Retype each entry exactly. Skip any pictures.

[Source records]
********

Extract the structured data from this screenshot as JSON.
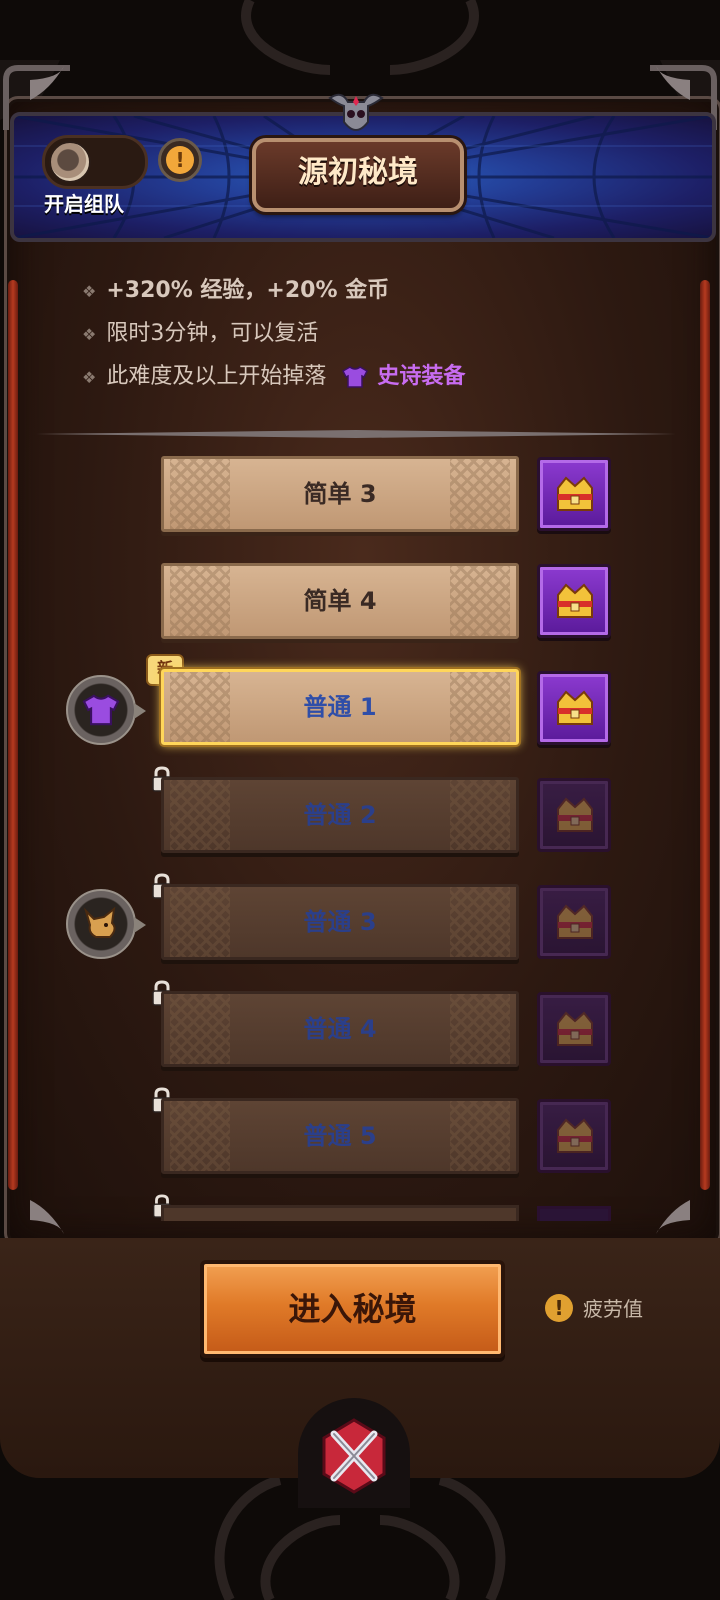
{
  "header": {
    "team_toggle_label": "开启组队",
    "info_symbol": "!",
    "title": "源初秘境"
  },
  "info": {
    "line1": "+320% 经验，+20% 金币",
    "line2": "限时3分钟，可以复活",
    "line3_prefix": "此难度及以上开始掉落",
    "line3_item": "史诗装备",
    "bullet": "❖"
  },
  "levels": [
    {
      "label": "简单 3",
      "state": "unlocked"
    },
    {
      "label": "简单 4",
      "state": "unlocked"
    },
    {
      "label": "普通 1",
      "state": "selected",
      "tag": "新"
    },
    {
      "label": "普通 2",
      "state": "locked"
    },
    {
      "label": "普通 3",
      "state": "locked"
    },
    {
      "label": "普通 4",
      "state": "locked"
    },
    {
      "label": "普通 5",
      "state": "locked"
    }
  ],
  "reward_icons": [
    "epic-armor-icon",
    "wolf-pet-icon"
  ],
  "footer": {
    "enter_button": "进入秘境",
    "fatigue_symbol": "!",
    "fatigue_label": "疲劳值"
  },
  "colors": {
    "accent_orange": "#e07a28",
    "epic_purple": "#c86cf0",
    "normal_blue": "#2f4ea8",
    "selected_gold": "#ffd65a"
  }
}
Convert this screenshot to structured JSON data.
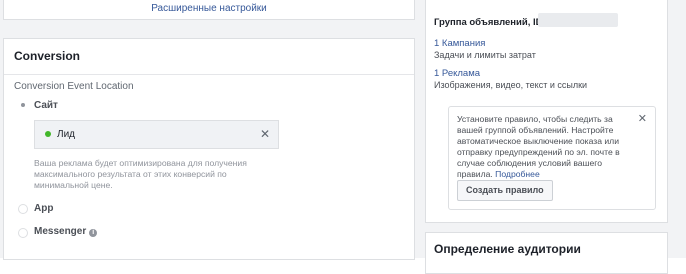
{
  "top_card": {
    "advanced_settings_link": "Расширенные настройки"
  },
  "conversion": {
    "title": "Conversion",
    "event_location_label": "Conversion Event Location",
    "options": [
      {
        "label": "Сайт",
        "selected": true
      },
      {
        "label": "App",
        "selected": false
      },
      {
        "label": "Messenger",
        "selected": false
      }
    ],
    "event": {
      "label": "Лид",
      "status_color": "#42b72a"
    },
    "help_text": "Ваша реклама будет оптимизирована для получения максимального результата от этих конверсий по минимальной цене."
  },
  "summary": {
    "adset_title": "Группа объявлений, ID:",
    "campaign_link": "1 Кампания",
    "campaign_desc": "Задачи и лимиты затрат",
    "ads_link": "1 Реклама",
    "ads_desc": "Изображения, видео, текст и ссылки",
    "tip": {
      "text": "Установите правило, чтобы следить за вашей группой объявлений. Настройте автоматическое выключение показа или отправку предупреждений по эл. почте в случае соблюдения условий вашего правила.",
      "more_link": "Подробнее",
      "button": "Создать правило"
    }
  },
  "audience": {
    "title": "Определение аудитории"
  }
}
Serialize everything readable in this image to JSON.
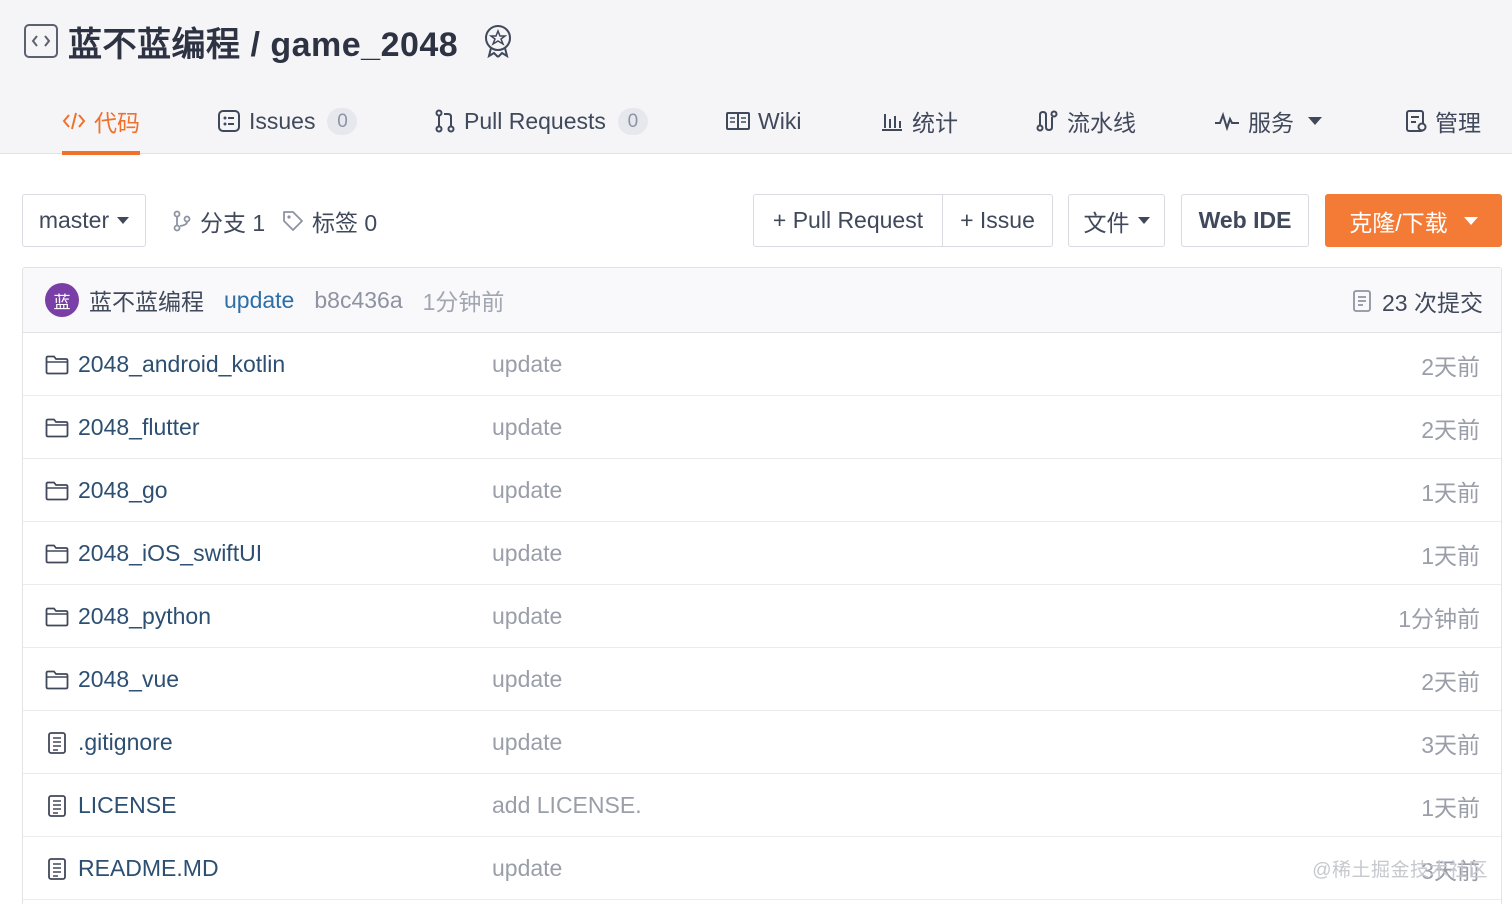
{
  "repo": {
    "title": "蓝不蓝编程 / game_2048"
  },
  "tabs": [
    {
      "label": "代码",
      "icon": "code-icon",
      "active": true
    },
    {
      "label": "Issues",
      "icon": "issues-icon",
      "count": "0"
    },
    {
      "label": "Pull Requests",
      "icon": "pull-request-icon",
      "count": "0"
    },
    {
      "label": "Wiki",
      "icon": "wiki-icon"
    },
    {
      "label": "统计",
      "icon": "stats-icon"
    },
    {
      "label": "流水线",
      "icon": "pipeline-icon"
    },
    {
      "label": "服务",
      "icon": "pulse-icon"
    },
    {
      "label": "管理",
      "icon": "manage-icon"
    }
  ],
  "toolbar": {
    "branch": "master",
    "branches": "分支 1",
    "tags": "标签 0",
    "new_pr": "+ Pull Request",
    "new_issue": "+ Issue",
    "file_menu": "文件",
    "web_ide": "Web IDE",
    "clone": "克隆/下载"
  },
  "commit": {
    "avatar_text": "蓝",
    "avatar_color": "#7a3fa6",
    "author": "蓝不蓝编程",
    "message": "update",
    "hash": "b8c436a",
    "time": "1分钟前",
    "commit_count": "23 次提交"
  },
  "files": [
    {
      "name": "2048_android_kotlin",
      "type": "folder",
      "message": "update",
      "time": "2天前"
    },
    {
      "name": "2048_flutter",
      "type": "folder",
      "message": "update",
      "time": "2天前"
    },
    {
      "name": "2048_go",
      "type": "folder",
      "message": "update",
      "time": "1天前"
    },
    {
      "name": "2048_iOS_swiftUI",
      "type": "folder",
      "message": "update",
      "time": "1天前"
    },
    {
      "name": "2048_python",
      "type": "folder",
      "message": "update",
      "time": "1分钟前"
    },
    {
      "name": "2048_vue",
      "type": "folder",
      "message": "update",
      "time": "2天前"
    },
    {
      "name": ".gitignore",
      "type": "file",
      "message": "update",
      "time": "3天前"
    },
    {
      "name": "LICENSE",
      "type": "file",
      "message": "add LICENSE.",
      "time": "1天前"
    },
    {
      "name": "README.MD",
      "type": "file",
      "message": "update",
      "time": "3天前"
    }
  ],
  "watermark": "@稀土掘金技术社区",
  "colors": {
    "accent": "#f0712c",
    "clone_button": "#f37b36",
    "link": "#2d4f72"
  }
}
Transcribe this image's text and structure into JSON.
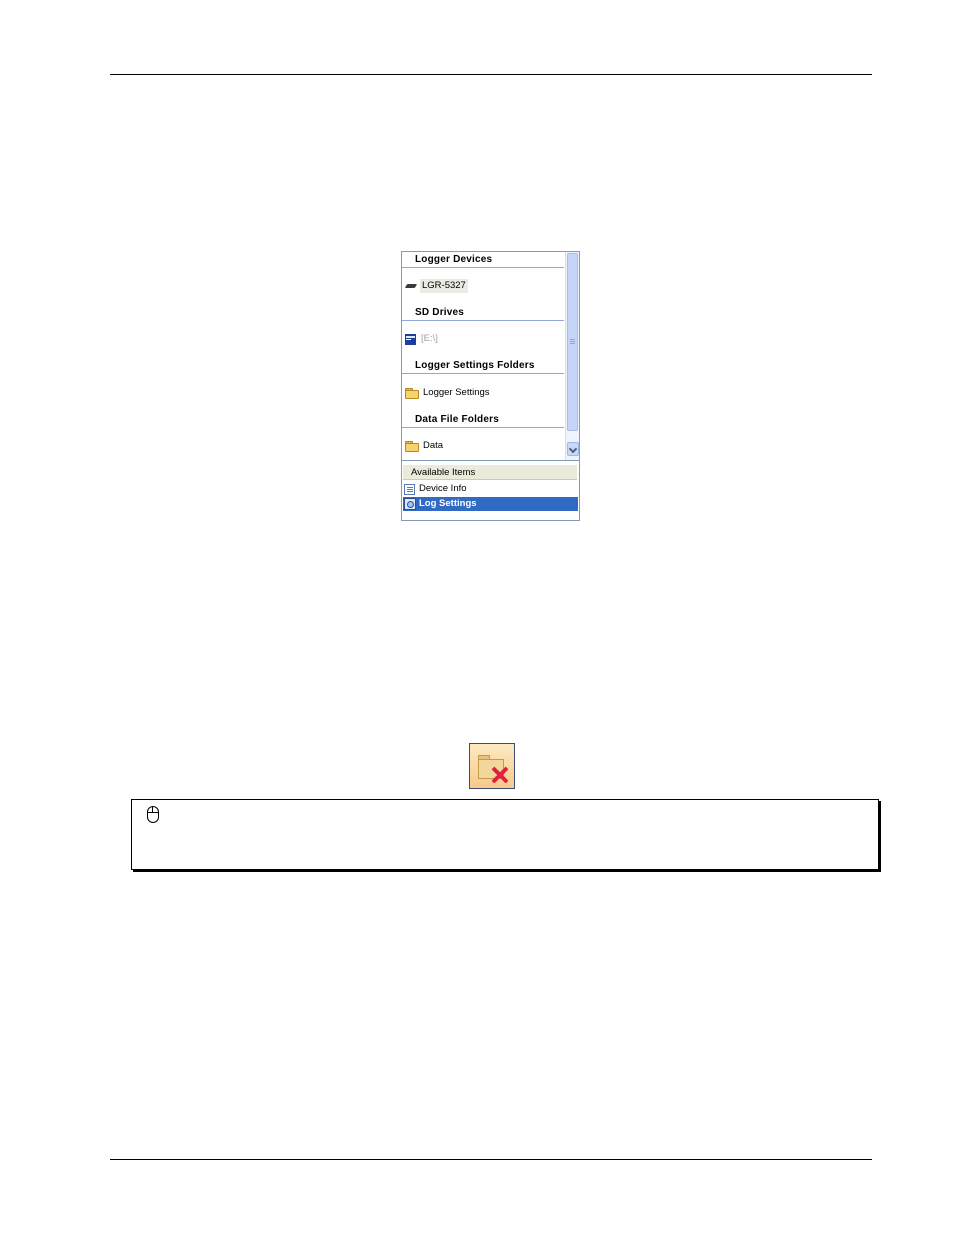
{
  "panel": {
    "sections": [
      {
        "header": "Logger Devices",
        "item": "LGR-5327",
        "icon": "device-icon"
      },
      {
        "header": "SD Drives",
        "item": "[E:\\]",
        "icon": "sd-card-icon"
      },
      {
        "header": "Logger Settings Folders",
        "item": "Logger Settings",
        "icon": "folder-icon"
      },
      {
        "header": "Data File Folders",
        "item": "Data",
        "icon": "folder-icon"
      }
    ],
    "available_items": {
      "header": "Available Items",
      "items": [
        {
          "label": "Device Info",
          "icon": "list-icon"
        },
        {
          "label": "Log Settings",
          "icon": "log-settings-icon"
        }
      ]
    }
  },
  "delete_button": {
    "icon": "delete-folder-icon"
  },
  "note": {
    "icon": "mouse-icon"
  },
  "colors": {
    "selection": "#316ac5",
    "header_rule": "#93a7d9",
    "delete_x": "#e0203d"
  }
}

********

▸ ANSWER SPACE:
Extract the structured data from this screenshot as JSON.
{
  "header": {
    "team_toggle_label": "开启组队",
    "info_symbol": "!",
    "title": "源初秘境"
  },
  "info": {
    "line1": "+320% 经验，+20% 金币",
    "line2": "限时3分钟，可以复活",
    "line3_prefix": "此难度及以上开始掉落",
    "line3_item": "史诗装备",
    "bullet": "❖"
  },
  "levels": [
    {
      "label": "简单 3",
      "state": "unlocked"
    },
    {
      "label": "简单 4",
      "state": "unlocked"
    },
    {
      "label": "普通 1",
      "state": "selected",
      "tag": "新"
    },
    {
      "label": "普通 2",
      "state": "locked"
    },
    {
      "label": "普通 3",
      "state": "locked"
    },
    {
      "label": "普通 4",
      "state": "locked"
    },
    {
      "label": "普通 5",
      "state": "locked"
    }
  ],
  "reward_icons": [
    "epic-armor-icon",
    "wolf-pet-icon"
  ],
  "footer": {
    "enter_button": "进入秘境",
    "fatigue_symbol": "!",
    "fatigue_label": "疲劳值"
  },
  "colors": {
    "accent_orange": "#e07a28",
    "epic_purple": "#c86cf0",
    "normal_blue": "#2f4ea8",
    "selected_gold": "#ffd65a"
  }
}
Convert this screenshot to structured JSON data.
{
  "top_card": {
    "advanced_settings_link": "Расширенные настройки"
  },
  "conversion": {
    "title": "Conversion",
    "event_location_label": "Conversion Event Location",
    "options": [
      {
        "label": "Сайт",
        "selected": true
      },
      {
        "label": "App",
        "selected": false
      },
      {
        "label": "Messenger",
        "selected": false
      }
    ],
    "event": {
      "label": "Лид",
      "status_color": "#42b72a"
    },
    "help_text": "Ваша реклама будет оптимизирована для получения максимального результата от этих конверсий по минимальной цене."
  },
  "summary": {
    "adset_title": "Группа объявлений, ID:",
    "campaign_link": "1 Кампания",
    "campaign_desc": "Задачи и лимиты затрат",
    "ads_link": "1 Реклама",
    "ads_desc": "Изображения, видео, текст и ссылки",
    "tip": {
      "text": "Установите правило, чтобы следить за вашей группой объявлений. Настройте автоматическое выключение показа или отправку предупреждений по эл. почте в случае соблюдения условий вашего правила.",
      "more_link": "Подробнее",
      "button": "Создать правило"
    }
  },
  "audience": {
    "title": "Определение аудитории"
  }
}
Serialize everything readable in this image to JSON.
{
  "repo": {
    "title": "蓝不蓝编程 / game_2048"
  },
  "tabs": [
    {
      "label": "代码",
      "icon": "code-icon",
      "active": true
    },
    {
      "label": "Issues",
      "icon": "issues-icon",
      "count": "0"
    },
    {
      "label": "Pull Requests",
      "icon": "pull-request-icon",
      "count": "0"
    },
    {
      "label": "Wiki",
      "icon": "wiki-icon"
    },
    {
      "label": "统计",
      "icon": "stats-icon"
    },
    {
      "label": "流水线",
      "icon": "pipeline-icon"
    },
    {
      "label": "服务",
      "icon": "pulse-icon"
    },
    {
      "label": "管理",
      "icon": "manage-icon"
    }
  ],
  "toolbar": {
    "branch": "master",
    "branches": "分支 1",
    "tags": "标签 0",
    "new_pr": "+ Pull Request",
    "new_issue": "+ Issue",
    "file_menu": "文件",
    "web_ide": "Web IDE",
    "clone": "克隆/下载"
  },
  "commit": {
    "avatar_text": "蓝",
    "avatar_color": "#7a3fa6",
    "author": "蓝不蓝编程",
    "message": "update",
    "hash": "b8c436a",
    "time": "1分钟前",
    "commit_count": "23 次提交"
  },
  "files": [
    {
      "name": "2048_android_kotlin",
      "type": "folder",
      "message": "update",
      "time": "2天前"
    },
    {
      "name": "2048_flutter",
      "type": "folder",
      "message": "update",
      "time": "2天前"
    },
    {
      "name": "2048_go",
      "type": "folder",
      "message": "update",
      "time": "1天前"
    },
    {
      "name": "2048_iOS_swiftUI",
      "type": "folder",
      "message": "update",
      "time": "1天前"
    },
    {
      "name": "2048_python",
      "type": "folder",
      "message": "update",
      "time": "1分钟前"
    },
    {
      "name": "2048_vue",
      "type": "folder",
      "message": "update",
      "time": "2天前"
    },
    {
      "name": ".gitignore",
      "type": "file",
      "message": "update",
      "time": "3天前"
    },
    {
      "name": "LICENSE",
      "type": "file",
      "message": "add LICENSE.",
      "time": "1天前"
    },
    {
      "name": "README.MD",
      "type": "file",
      "message": "update",
      "time": "3天前"
    }
  ],
  "watermark": "@稀土掘金技术社区",
  "colors": {
    "accent": "#f0712c",
    "clone_button": "#f37b36",
    "link": "#2d4f72"
  }
}
Transcribe this image's text and structure into JSON.
{
  "panel": {
    "sections": [
      {
        "header": "Logger Devices",
        "item": "LGR-5327",
        "icon": "device-icon"
      },
      {
        "header": "SD Drives",
        "item": "[E:\\]",
        "icon": "sd-card-icon"
      },
      {
        "header": "Logger Settings Folders",
        "item": "Logger Settings",
        "icon": "folder-icon"
      },
      {
        "header": "Data File Folders",
        "item": "Data",
        "icon": "folder-icon"
      }
    ],
    "available_items": {
      "header": "Available Items",
      "items": [
        {
          "label": "Device Info",
          "icon": "list-icon"
        },
        {
          "label": "Log Settings",
          "icon": "log-settings-icon"
        }
      ]
    }
  },
  "delete_button": {
    "icon": "delete-folder-icon"
  },
  "note": {
    "icon": "mouse-icon"
  },
  "colors": {
    "selection": "#316ac5",
    "header_rule": "#93a7d9",
    "delete_x": "#e0203d"
  }
}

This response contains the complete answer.